What Do Freight Brokers Do?
A successful, seasoned freight broker has two customers: the carrier or owner operator who transports a customer’s load and the customer (shipper). As a result, freight brokers must be excellent communicators who manage all aspects of the shipment. From making sure the shipper gets a good rate to monitoring the carrier’s compliance with national and state regulations, freight brokers are responsible for making sure all parties have what they need and that the shipment goes off without a hitch (so to speak!).
Find Truck Capacity
Freight brokers’ primary responsibility is finding trucks to transport their customers’ freight. Many freight brokers today use load boards to find truck capacity. A load board connects freight brokers and shippers who need trucks with carriers and owner operators who need freight for their trucks. Real-time load boards like Trucker Tools’ allow freight brokers to search for capacity in real-time at a desktop computer in a matter of seconds. Using real-time load boards saves freight brokers time and helps them find and secure truck capacity with the greatest efficiency.
Negotiate Rates on Behalf of Shippers
As part of securing truck capacity for their shippers, freight brokers must negotiate rates with carriers/owner operators who are interested in transporting their shippers’ freight. Many freight brokers negotiate rates by phone. This can get tricky when the carrier or owner operator is not answering their phone.

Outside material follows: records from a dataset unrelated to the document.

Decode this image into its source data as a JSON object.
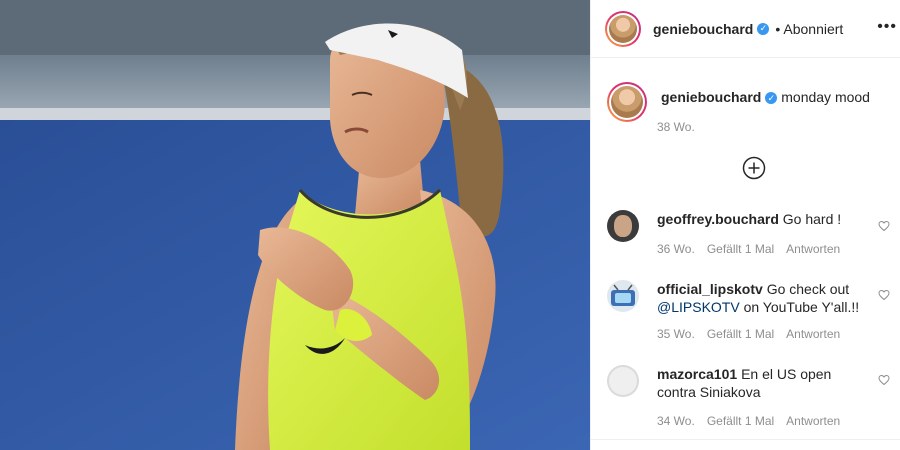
{
  "header": {
    "username": "geniebouchard",
    "follow_status": "• Abonniert",
    "more_icon": "more-dots-icon"
  },
  "caption": {
    "username": "geniebouchard",
    "text": "monday mood",
    "timestamp": "38 Wo."
  },
  "load_more_icon": "plus-circle-icon",
  "comments": [
    {
      "username": "geoffrey.bouchard",
      "text": "Go hard !",
      "time": "36 Wo.",
      "likes": "Gefällt 1 Mal",
      "reply": "Antworten"
    },
    {
      "username": "official_lipskotv",
      "text": "Go check out",
      "mention": "@LIPSKOTV",
      "text_after": "on YouTube Y'all.!!",
      "time": "35 Wo.",
      "likes": "Gefällt 1 Mal",
      "reply": "Antworten"
    },
    {
      "username": "mazorca101",
      "text": "En el US open contra Siniakova",
      "time": "34 Wo.",
      "likes": "Gefällt 1 Mal",
      "reply": "Antworten"
    }
  ],
  "colors": {
    "verified": "#3897f0",
    "meta": "#8e8e8e",
    "court": "#2f57a0",
    "shirt": "#d8f24a"
  }
}
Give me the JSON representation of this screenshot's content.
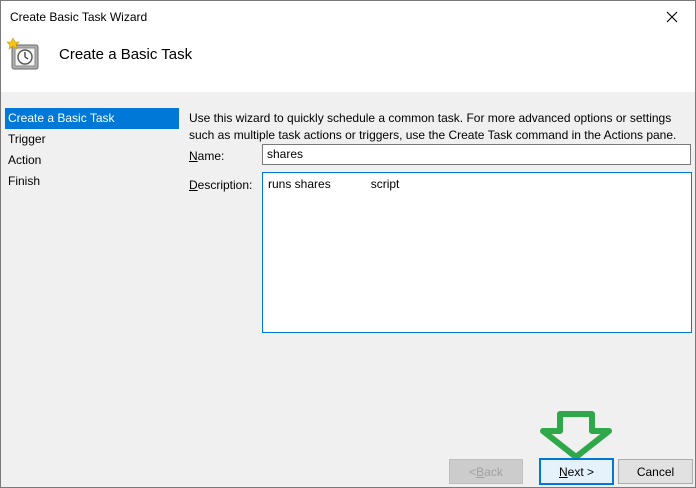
{
  "window": {
    "title": "Create Basic Task Wizard",
    "close_glyph": "✕"
  },
  "header": {
    "title": "Create a Basic Task",
    "icon": "task-scheduler-clock-icon"
  },
  "sidebar": {
    "steps": [
      {
        "label": "Create a Basic Task",
        "active": true
      },
      {
        "label": "Trigger",
        "active": false
      },
      {
        "label": "Action",
        "active": false
      },
      {
        "label": "Finish",
        "active": false
      }
    ]
  },
  "main": {
    "intro": "Use this wizard to quickly schedule a common task.  For more advanced options or settings such as multiple task actions or triggers, use the Create Task command in the Actions pane.",
    "name_label_accel": "N",
    "name_label_rest": "ame:",
    "name_value": "shares",
    "description_label_accel": "D",
    "description_label_rest": "escription:",
    "description_value": "runs shares            script"
  },
  "buttons": {
    "back_accel": "B",
    "back_prefix": "< ",
    "back_rest": "ack",
    "next_accel": "N",
    "next_rest": "ext >",
    "cancel": "Cancel"
  },
  "colors": {
    "accent": "#0078d7",
    "arrow": "#2fa84a"
  }
}
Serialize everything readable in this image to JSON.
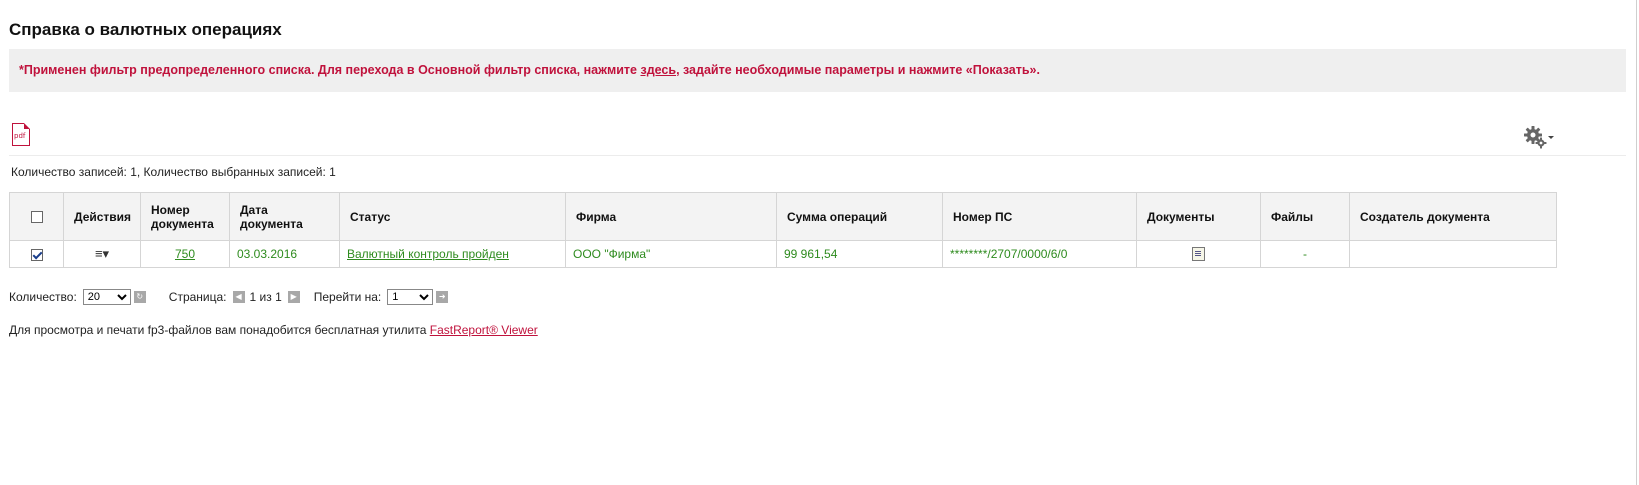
{
  "page": {
    "title": "Справка о валютных операциях"
  },
  "filter_notice": {
    "text_before": "*Применен фильтр предопределенного списка. Для перехода в Основной фильтр списка, нажмите ",
    "link_text": "здесь",
    "text_after": ", задайте необходимые параметры и нажмите «Показать»."
  },
  "toolbar": {
    "pdf_icon_label": "pdf",
    "settings_icon": "gear-icon"
  },
  "records_summary": "Количество записей: 1, Количество выбранных записей: 1",
  "table": {
    "columns": [
      "",
      "Действия",
      "Номер документа",
      "Дата документа",
      "Статус",
      "Фирма",
      "Сумма операций",
      "Номер ПС",
      "Документы",
      "Файлы",
      "Создатель документа"
    ],
    "rows": [
      {
        "checked": true,
        "actions_icon": "menu-icon",
        "doc_number": "750",
        "doc_date": "03.03.2016",
        "status": "Валютный контроль пройден",
        "firm": "ООО \"Фирма\"",
        "sum": "99 961,54",
        "ps_number": "********/2707/0000/6/0",
        "documents_icon": "document-icon",
        "files": "-",
        "creator": ""
      }
    ]
  },
  "pager": {
    "count_label": "Количество:",
    "count_value": "20",
    "page_label": "Страница:",
    "page_info": "1 из 1",
    "goto_label": "Перейти на:",
    "goto_value": "1"
  },
  "footer": {
    "text": "Для просмотра и печати fp3-файлов вам понадобится бесплатная утилита ",
    "link_text": "FastReport® Viewer"
  }
}
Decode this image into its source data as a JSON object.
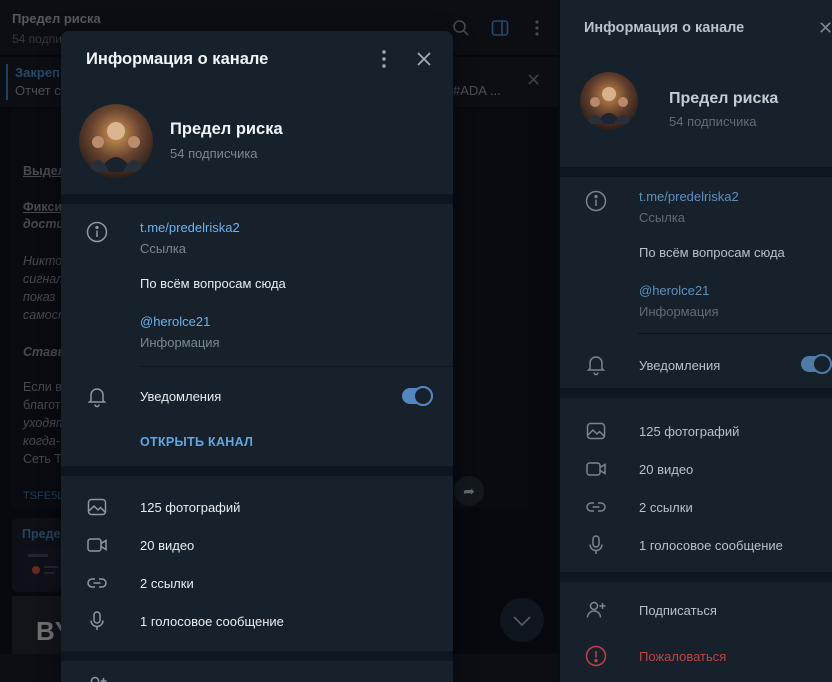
{
  "background_chat": {
    "title": "Предел риска",
    "subtitle": "54 подпис",
    "pinned_title": "Закреп",
    "pinned_text": "Отчет с",
    "pinned_tail": "#ADA ...",
    "fragments": [
      "Выдел",
      "Фикси",
      "дости",
      "Никто",
      "сигнал",
      "показ",
      "самост",
      "Ставь",
      "Если в",
      "благот",
      "уходят",
      "когда-",
      "Сеть Т",
      "TSFE5L"
    ],
    "preview_title": "Предел",
    "bottom_image_text": "BY"
  },
  "modal": {
    "title": "Информация о канале",
    "channel_name": "Предел риска",
    "subscribers": "54 подписчика",
    "link": "t.me/predelriska2",
    "link_caption": "Ссылка",
    "description": "По всём вопросам сюда",
    "mention": "@herolce21",
    "info_caption": "Информация",
    "notifications_label": "Уведомления",
    "notifications_on": true,
    "open_channel_label": "ОТКРЫТЬ КАНАЛ",
    "media": {
      "photos": "125 фотографий",
      "videos": "20 видео",
      "links": "2 ссылки",
      "voice": "1 голосовое сообщение"
    }
  },
  "right_panel": {
    "title": "Информация о канале",
    "channel_name": "Предел риска",
    "subscribers": "54 подписчика",
    "link": "t.me/predelriska2",
    "link_caption": "Ссылка",
    "description": "По всём вопросам сюда",
    "mention": "@herolce21",
    "info_caption": "Информация",
    "notifications_label": "Уведомления",
    "notifications_on": true,
    "media": {
      "photos": "125 фотографий",
      "videos": "20 видео",
      "links": "2 ссылки",
      "voice": "1 голосовое сообщение"
    },
    "subscribe_label": "Подписаться",
    "report_label": "Пожаловаться"
  },
  "colors": {
    "accent": "#5288c1",
    "link": "#6ab3f3",
    "danger": "#c44141",
    "panel_bg": "#17212b"
  },
  "icons": [
    "search-icon",
    "sidebar-toggle-icon",
    "more-vertical-icon",
    "close-icon",
    "info-icon",
    "bell-icon",
    "photo-icon",
    "video-icon",
    "link-icon",
    "microphone-icon",
    "add-user-icon",
    "report-icon",
    "share-arrow-icon",
    "chevron-down-icon"
  ]
}
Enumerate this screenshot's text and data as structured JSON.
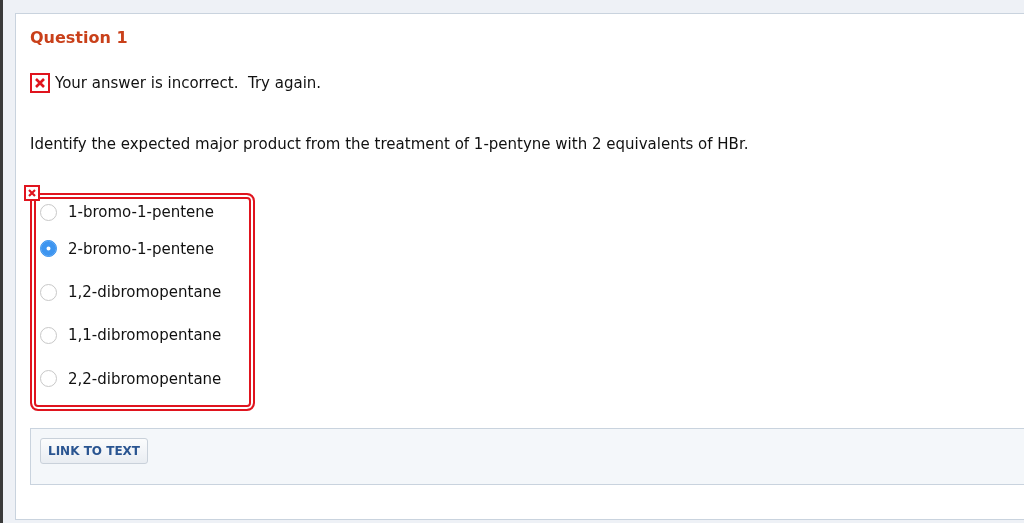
{
  "question": {
    "title": "Question 1",
    "feedback": {
      "kind": "incorrect",
      "text": "Your answer is incorrect.  Try again."
    },
    "prompt": "Identify the expected major product from the treatment of 1-pentyne with 2 equivalents of HBr.",
    "choices_marked_incorrect": true,
    "choices": [
      {
        "label": "1-bromo-1-pentene",
        "selected": false
      },
      {
        "label": "2-bromo-1-pentene",
        "selected": true
      },
      {
        "label": "1,2-dibromopentane",
        "selected": false
      },
      {
        "label": "1,1-dibromopentane",
        "selected": false
      },
      {
        "label": "2,2-dibromopentane",
        "selected": false
      }
    ]
  },
  "footer": {
    "buttons": [
      "LINK TO TEXT"
    ]
  }
}
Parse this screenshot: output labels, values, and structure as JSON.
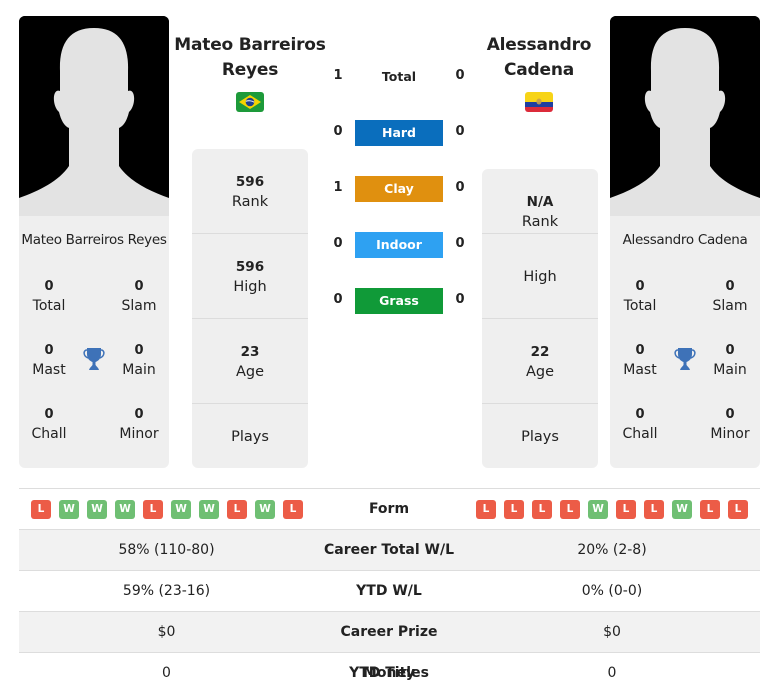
{
  "colors": {
    "hard": "#0a6ebd",
    "clay": "#e0900f",
    "indoor": "#2ea1f2",
    "grass": "#109a38",
    "win": "#6fbf73",
    "loss": "#ec5c47",
    "trophy": "#3e72b8"
  },
  "player1": {
    "title_line1": "Mateo Barreiros",
    "title_line2": "Reyes",
    "card_name": "Mateo Barreiros Reyes",
    "flag": "brazil-flag",
    "titles": {
      "total": {
        "value": "0",
        "label": "Total"
      },
      "slam": {
        "value": "0",
        "label": "Slam"
      },
      "mast": {
        "value": "0",
        "label": "Mast"
      },
      "main": {
        "value": "0",
        "label": "Main"
      },
      "chall": {
        "value": "0",
        "label": "Chall"
      },
      "minor": {
        "value": "0",
        "label": "Minor"
      }
    },
    "stats": {
      "rank": {
        "value": "596",
        "label": "Rank"
      },
      "high": {
        "value": "596",
        "label": "High"
      },
      "age": {
        "value": "23",
        "label": "Age"
      },
      "plays": {
        "value": "",
        "label": "Plays"
      }
    },
    "form": [
      "L",
      "W",
      "W",
      "W",
      "L",
      "W",
      "W",
      "L",
      "W",
      "L"
    ]
  },
  "player2": {
    "title_line1": "Alessandro",
    "title_line2": "Cadena",
    "card_name": "Alessandro Cadena",
    "flag": "ecuador-flag",
    "titles": {
      "total": {
        "value": "0",
        "label": "Total"
      },
      "slam": {
        "value": "0",
        "label": "Slam"
      },
      "mast": {
        "value": "0",
        "label": "Mast"
      },
      "main": {
        "value": "0",
        "label": "Main"
      },
      "chall": {
        "value": "0",
        "label": "Chall"
      },
      "minor": {
        "value": "0",
        "label": "Minor"
      }
    },
    "stats": {
      "rank": {
        "value": "N/A",
        "label": "Rank"
      },
      "high": {
        "value": "",
        "label": "High"
      },
      "age": {
        "value": "22",
        "label": "Age"
      },
      "plays": {
        "value": "",
        "label": "Plays"
      }
    },
    "form": [
      "L",
      "L",
      "L",
      "L",
      "W",
      "L",
      "L",
      "W",
      "L",
      "L"
    ]
  },
  "h2h": [
    {
      "label": "Total",
      "p1": "1",
      "p2": "0",
      "surface": "total"
    },
    {
      "label": "Hard",
      "p1": "0",
      "p2": "0",
      "surface": "hard"
    },
    {
      "label": "Clay",
      "p1": "1",
      "p2": "0",
      "surface": "clay"
    },
    {
      "label": "Indoor",
      "p1": "0",
      "p2": "0",
      "surface": "indoor"
    },
    {
      "label": "Grass",
      "p1": "0",
      "p2": "0",
      "surface": "grass"
    }
  ],
  "table": {
    "form_label": "Form",
    "rows": [
      {
        "label": "Career Total W/L",
        "p1": "58% (110-80)",
        "p2": "20% (2-8)"
      },
      {
        "label": "YTD W/L",
        "p1": "59% (23-16)",
        "p2": "0% (0-0)"
      },
      {
        "label": "Career Prize Money",
        "p1": "$0",
        "p2": "$0"
      },
      {
        "label": "YTD Titles",
        "p1": "0",
        "p2": "0"
      }
    ]
  }
}
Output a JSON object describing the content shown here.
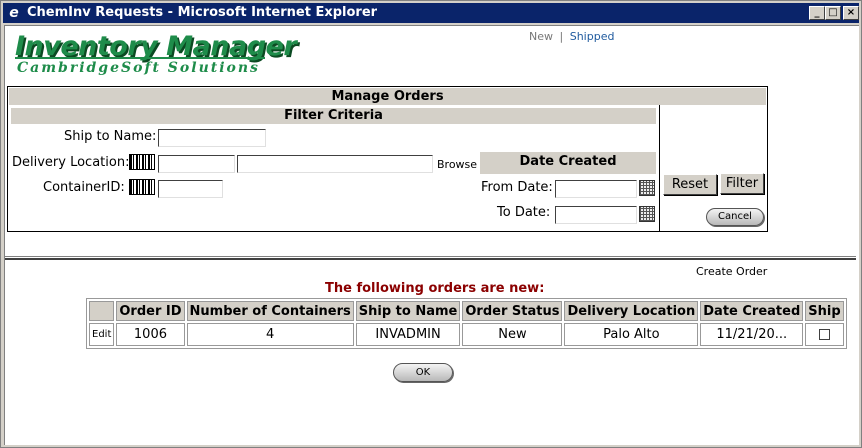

Some freight brokers negotiate rates digitally using a software platform designed to help them find trucks. When using a software platform for capacity sourcing, you can quickly send a digital message about the rate to the carrier or owner operator via the platform instead of waiting on hold or for a call back. Capacity sourcing platforms like Trucker Tools’ include tools that automate rate negotiations and save valuable time.
Track Freight When in Transit
Another major duty for freight brokers is tracking the progress of the shipment once the driver picks up the load from the shipper. Most freight brokers now use a digital load tracking technology to track loads for their shippers. Load tracking technology typically is comprised of a mobile app that the driver downloads to their smart phone and a load tracking interface through which the broker can view the real-time progress of the shipment. Load tracking tech is valuable because it allows freight brokers to monitor their shippers’ freight in real-time and provide accurate ETAs to their shippers. It also allows brokers to address delays as they occur in real-time, driving better customer service.
Maintain Long-Term Relationships With Carriers, Owner Operators
Building and maintaining relationships with trucking companies is arguably the most important part of a freight broker’s job. When freight brokers have ongoing, positive relationships with carriers and drivers, they can cover their shippers’ loads quickly. If a load needs special handling or you find yourself in a pinch, you can call on those carriers with whom you have long-term relationships to help you out. One of the best ways to build repeat business with top-performing carriers is to be easy to do business with. Making it easy for carriers to do business with your brokerage increases the likelihood that they’ll want to move your freight again and again.
How To Become a Freight Broker
If you’re interested in becoming a freight broker, know that there are a few basic steps involved. While the process is relatively simple, it may take some time to complete the necessary requirements, so keep this in mind as you set up your freight broker business.
Though no formal education is required by law for freight brokers, you do need to have a good knowledge of the industry in order to be successful freight broker. If you’re brand new to the industry, it’s a good idea to take classes online or in person to learn the basics of freight brokerage. These classes may be offered through local community colleges, universities, adult ed programs and/or through schools that specialize in training freight brokers. Some freight brokerages also offer on the job training to new freight brokers, which is a great way to build your expertise.
Apply for Freight Broker Authority
Once you have received adequate training, you may be ready to spread your wings and open your own freight broker business. To do so, you’ll need to apply for operating authority with the Federal Motor Carrier Safety Administration (FMCSA). You’ll apply via the FMCSA’s Unified Registration System. Your application will take four to six weeks to process and the current application fee is $300. As part of your application, you’ll need to provide proof of insurance in the form of a surety bond or trust fund agreement in the amount of $75,000. You’ll also need to complete Form BOC-3, Designation of Process Agent Form, in each state where you maintain an office.
Discover “How To Find Freight Carriers.”